═══ SOURCE INFORMATION

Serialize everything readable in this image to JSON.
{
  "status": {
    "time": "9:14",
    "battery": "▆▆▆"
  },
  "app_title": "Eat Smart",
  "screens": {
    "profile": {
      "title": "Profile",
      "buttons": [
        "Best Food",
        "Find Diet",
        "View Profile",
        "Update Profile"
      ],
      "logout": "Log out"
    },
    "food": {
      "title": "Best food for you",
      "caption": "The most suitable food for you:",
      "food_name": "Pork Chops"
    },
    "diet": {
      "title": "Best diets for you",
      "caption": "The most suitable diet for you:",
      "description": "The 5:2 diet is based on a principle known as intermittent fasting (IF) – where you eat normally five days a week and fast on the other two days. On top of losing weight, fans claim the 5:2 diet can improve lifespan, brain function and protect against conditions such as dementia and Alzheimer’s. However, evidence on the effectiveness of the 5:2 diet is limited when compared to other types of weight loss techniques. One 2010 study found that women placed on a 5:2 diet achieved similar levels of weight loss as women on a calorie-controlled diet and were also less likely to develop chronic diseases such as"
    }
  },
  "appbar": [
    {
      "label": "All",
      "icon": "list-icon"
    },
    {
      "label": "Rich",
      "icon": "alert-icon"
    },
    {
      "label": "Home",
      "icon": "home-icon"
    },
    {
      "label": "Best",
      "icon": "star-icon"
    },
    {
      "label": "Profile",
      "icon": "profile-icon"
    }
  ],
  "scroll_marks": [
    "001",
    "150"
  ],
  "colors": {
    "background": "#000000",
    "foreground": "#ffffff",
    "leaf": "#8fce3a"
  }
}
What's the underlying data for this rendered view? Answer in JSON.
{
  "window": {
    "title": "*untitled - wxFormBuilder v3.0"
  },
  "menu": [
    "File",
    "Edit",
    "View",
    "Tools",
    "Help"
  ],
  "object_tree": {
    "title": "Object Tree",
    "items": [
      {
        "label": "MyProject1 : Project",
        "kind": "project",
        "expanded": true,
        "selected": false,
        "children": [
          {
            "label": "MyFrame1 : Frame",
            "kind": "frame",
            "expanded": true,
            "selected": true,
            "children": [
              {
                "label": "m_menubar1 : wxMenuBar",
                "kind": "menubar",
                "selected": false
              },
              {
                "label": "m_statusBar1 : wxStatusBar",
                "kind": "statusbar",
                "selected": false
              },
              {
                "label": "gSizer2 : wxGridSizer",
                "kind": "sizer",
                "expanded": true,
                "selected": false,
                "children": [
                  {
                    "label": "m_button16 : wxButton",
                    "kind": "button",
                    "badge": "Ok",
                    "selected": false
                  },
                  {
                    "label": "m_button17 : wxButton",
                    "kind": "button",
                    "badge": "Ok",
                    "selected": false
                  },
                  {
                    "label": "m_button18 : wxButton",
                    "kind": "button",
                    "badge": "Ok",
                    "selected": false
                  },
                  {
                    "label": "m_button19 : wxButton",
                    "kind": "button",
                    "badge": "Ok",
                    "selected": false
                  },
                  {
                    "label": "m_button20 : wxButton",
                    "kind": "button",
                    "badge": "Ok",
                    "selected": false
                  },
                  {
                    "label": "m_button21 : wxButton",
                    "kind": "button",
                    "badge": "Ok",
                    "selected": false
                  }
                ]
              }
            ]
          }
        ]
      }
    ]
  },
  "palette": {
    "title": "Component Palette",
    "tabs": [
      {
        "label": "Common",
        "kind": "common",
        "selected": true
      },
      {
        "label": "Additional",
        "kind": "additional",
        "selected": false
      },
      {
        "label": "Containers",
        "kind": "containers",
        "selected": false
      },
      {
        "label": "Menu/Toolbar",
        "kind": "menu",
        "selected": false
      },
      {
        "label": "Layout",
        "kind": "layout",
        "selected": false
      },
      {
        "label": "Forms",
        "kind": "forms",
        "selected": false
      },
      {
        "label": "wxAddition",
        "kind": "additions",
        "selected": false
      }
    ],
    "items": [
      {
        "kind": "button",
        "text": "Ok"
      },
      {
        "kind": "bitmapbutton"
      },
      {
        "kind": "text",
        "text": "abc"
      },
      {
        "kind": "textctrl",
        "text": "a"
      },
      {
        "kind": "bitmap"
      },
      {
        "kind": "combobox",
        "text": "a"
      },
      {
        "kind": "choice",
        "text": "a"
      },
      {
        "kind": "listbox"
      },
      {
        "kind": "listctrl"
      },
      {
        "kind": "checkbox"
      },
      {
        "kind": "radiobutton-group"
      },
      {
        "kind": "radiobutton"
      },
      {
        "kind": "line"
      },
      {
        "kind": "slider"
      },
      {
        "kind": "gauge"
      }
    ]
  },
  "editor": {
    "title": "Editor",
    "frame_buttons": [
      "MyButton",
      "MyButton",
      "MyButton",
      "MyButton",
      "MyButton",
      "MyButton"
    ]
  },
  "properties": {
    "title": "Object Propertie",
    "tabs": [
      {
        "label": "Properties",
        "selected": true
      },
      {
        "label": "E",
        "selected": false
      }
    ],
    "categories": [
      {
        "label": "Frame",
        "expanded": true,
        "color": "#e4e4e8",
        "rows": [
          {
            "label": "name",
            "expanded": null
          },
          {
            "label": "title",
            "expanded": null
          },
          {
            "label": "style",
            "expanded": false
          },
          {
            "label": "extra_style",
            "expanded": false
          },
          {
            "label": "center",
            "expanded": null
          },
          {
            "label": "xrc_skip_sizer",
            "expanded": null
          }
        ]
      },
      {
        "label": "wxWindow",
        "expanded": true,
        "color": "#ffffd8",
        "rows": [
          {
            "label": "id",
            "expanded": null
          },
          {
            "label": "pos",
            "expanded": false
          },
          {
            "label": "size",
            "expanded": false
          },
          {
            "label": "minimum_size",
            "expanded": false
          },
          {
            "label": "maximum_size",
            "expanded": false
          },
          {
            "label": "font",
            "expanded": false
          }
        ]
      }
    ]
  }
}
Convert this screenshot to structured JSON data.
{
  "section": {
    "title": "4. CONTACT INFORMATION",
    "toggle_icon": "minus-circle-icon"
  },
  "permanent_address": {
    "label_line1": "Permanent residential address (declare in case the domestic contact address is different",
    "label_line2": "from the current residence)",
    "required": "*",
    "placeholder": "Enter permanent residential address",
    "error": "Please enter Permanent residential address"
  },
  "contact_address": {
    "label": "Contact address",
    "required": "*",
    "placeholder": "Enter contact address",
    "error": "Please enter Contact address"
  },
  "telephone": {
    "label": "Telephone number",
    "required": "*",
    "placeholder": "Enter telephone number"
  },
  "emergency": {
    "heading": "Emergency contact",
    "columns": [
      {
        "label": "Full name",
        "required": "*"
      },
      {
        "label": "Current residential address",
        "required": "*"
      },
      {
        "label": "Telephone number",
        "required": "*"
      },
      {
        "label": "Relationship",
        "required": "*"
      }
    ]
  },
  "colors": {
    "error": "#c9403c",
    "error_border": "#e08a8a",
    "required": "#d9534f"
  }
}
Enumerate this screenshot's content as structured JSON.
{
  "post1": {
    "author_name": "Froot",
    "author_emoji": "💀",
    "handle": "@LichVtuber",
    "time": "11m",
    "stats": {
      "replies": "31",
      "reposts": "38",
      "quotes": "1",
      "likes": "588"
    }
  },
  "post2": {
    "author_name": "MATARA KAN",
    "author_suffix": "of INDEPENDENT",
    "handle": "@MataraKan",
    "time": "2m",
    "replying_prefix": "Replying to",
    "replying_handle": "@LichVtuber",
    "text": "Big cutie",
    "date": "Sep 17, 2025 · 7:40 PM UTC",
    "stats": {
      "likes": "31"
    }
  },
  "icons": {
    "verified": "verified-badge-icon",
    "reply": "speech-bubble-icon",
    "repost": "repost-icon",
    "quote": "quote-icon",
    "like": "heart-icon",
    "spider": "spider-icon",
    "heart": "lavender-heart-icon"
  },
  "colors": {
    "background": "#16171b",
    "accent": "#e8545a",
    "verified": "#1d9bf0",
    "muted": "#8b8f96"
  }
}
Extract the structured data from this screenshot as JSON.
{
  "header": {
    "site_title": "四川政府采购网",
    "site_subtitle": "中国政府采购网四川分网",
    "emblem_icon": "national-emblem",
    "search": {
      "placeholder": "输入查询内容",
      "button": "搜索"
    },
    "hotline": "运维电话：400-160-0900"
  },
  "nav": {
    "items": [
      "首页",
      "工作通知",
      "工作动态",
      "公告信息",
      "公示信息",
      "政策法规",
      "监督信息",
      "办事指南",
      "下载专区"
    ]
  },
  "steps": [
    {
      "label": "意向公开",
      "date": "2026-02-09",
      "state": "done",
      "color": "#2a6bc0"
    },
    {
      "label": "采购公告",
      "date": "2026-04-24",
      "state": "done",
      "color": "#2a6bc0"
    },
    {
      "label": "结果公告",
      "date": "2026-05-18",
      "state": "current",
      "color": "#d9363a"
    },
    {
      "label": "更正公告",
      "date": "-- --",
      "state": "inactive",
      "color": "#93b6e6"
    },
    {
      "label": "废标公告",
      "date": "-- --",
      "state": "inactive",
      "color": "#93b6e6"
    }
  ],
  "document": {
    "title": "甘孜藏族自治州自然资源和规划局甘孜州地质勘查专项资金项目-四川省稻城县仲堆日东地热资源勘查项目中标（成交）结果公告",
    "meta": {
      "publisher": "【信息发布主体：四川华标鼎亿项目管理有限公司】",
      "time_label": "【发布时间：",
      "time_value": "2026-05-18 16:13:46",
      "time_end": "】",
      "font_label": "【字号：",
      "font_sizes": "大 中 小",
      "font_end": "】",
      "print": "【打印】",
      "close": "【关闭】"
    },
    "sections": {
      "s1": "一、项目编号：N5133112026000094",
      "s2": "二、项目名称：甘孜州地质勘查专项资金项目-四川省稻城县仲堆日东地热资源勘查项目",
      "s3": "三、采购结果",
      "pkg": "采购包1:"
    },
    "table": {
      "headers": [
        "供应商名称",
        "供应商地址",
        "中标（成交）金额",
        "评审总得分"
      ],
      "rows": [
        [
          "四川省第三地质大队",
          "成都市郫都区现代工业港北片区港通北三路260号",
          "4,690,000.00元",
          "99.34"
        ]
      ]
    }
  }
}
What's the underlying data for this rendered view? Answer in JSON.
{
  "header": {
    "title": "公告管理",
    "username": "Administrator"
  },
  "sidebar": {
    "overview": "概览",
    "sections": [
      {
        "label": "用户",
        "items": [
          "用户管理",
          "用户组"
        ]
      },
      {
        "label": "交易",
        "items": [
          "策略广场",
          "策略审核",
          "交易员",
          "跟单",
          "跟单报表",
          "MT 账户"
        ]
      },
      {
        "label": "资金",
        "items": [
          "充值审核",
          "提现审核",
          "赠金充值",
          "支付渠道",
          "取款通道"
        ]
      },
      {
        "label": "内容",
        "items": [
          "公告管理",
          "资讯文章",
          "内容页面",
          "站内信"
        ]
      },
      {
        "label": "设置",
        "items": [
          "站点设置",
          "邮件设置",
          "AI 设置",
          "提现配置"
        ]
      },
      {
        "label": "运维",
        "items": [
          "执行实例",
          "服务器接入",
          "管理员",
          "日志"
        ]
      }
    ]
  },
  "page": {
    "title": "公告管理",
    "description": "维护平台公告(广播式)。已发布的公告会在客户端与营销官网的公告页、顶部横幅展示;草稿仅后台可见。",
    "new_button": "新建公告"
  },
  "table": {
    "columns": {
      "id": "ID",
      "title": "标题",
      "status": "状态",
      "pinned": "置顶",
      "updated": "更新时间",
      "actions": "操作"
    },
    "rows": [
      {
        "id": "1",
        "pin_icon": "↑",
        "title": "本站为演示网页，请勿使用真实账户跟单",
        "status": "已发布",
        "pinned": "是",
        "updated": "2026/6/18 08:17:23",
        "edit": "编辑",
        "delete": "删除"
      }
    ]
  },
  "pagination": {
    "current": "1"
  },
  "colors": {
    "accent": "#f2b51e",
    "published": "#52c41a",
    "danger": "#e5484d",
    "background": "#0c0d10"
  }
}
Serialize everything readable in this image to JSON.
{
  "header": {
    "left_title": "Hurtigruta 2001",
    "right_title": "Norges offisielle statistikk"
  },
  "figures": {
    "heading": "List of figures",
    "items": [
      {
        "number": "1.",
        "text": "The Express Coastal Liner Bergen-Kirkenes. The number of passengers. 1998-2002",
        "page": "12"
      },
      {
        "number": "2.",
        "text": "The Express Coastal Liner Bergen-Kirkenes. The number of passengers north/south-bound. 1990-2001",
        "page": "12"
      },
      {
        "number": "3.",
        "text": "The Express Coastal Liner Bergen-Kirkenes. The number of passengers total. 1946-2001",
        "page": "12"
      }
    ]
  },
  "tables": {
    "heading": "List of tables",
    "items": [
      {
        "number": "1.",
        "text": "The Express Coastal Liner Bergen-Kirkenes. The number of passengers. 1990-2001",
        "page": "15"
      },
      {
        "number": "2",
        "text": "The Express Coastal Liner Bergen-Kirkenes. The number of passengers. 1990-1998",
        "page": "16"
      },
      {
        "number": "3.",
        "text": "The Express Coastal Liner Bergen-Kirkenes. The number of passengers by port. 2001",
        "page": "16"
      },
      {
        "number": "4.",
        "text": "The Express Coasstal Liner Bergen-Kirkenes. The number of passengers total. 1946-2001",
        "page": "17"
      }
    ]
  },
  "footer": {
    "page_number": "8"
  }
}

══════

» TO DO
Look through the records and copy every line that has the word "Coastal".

» EXERCISE RESPONSE
        "text": "The Express Coastal Liner Bergen-Kirkenes. The number of passengers. 1998-2002",
        "text": "The Express Coastal Liner Bergen-Kirkenes. The number of passengers north/south-bound. 1990-2001",
        "text": "The Express Coastal Liner Bergen-Kirkenes. The number of passengers total. 1946-2001",
        "text": "The Express Coastal Liner Bergen-Kirkenes. The number of passengers. 1990-2001",
        "text": "The Express Coastal Liner Bergen-Kirkenes. The number of passengers. 1990-1998",
        "text": "The Express Coastal Liner Bergen-Kirkenes. The number of passengers by port. 2001",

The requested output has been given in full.